In regard to the going private transaction, Focus Media did set up an 'independent committee' to do an assessment of the fairness of the proposed transaction. This independent committee contracted with JP Morgan to determine whether the proposed price of $27.50 per ADS was fair--but only to the extent that the analysis was based on Focus Media's financials. In doing the analysis, JP Morgan was very clear that they did not independently verify the accuracy of any the information provided to them by Focus Media's management and did not conduct any appraisal of Focus Media's assets. Additionally, JP Morgan's discounted cash flow analysis used in their valuation of the share price depended heavily on future projections provided to them by Focus Media's management. In other words, not only is the $27.50 share price based on an assumption that Focus Media's historical numbers are good and accurate, it also relies on future projections by Focus Media's own management--where Focus Media estimates company revenues will grow at an aggressive average annual rate of 18.3% with an average 33.6% net profit margin at least through 2017.

The terms of JP Morgan's (JPM) compensation for their fairness evaluation is $2 million plus $500,000 if the merger goes through plus another $500,000 at the discretion of the "independent committee", also if the merger goes through. Yes, that's correct--JP Morgan was contracted by the independent committee with payment terms of an incentive if the merger closes and another incentive provided at the discretion of the independent committee, also if the merger closes. A 50% bonus contingent on the merger closing. Does such a bonus give JP Morgan an incentive to give an accurate and unbiased analysis...or to stretch toward a number which makes the merger more likely to close??

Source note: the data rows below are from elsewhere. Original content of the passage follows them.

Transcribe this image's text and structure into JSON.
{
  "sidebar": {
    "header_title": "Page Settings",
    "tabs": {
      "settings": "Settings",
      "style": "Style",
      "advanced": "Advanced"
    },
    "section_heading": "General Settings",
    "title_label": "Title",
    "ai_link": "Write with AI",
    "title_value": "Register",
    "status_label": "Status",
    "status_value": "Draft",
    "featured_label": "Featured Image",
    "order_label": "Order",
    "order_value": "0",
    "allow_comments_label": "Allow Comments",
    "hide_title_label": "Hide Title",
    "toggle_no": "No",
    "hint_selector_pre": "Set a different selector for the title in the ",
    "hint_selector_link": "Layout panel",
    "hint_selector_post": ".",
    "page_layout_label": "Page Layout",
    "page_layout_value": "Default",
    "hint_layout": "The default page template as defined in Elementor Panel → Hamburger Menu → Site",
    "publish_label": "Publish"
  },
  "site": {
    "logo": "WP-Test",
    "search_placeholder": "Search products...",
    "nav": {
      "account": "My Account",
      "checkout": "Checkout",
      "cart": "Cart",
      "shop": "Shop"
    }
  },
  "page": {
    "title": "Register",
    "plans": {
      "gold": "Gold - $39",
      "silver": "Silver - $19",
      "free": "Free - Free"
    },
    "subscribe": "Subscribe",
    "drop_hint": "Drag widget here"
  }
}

I don't know if this going private deal will ultimately go through or not but I'm obviously in the minority in thinking there's more risk than meets the eye. At the earnings conference call, an analyst brought up a question about whether the debt financing was committed and was pacified by management. Based on the share price and the option prices, the market certainly thinks there's very little which can go wrong with the proposed merger at this point. There are also a number of banks slated to provide the debt financing for this going private transaction and not just one or two banks. This adds confidence simply by the number of banks engaged to provide financing for portions of this proposed debt.

Given the size of this transaction, it would make sense that each of the banks did their own, independent due diligence to verify the accuracy of Focus Media's financial statements, especially in light of the Muddy Waters' allegations. I would imagine none of the banks were lulled into complacency by the safety in numbers effect of having other banks share the risk. However, I will also note that if Muddy Waters' research has merit, there will be a profound negative impact on the banks' loans and on those clients on whose behalf the banks are investing. If the banks weren't independently thorough then they've accepted a lot of risk. I doubt anyone would be happy with a lifetime supply of ginseng in exchange for their investment in the debt.

Why should you care? Sometimes companies surrounded by controversy find a way to stay in the spotlight. If Focus Media's proposed going private merger falls apart, either because the banks start re-thinking their risk or for some other reason, it would almost certainly have a negative effect on the stock price. The current price is only a few cents away from the proposed $27.50 and, in my opinion, not worth the risk of holding for those few cents. On the short side, it seems unlikely the offer would be raised so the downside to a short position may only be a few cents. Likewise, put options would likely give a large return if this transaction somehow isn't consummated.

One thing seems certain: If this proposed transaction goes through, it will put to an end the long, strange chapter of Focus Media's tenure as a public company surrounded by controversy.

Source: Are Focus Media's 'Going Private' Lenders Taking On Too Much Risk?

Additional disclosure: I am not currently long nor short the stock but I hold Focus Media long-term put options.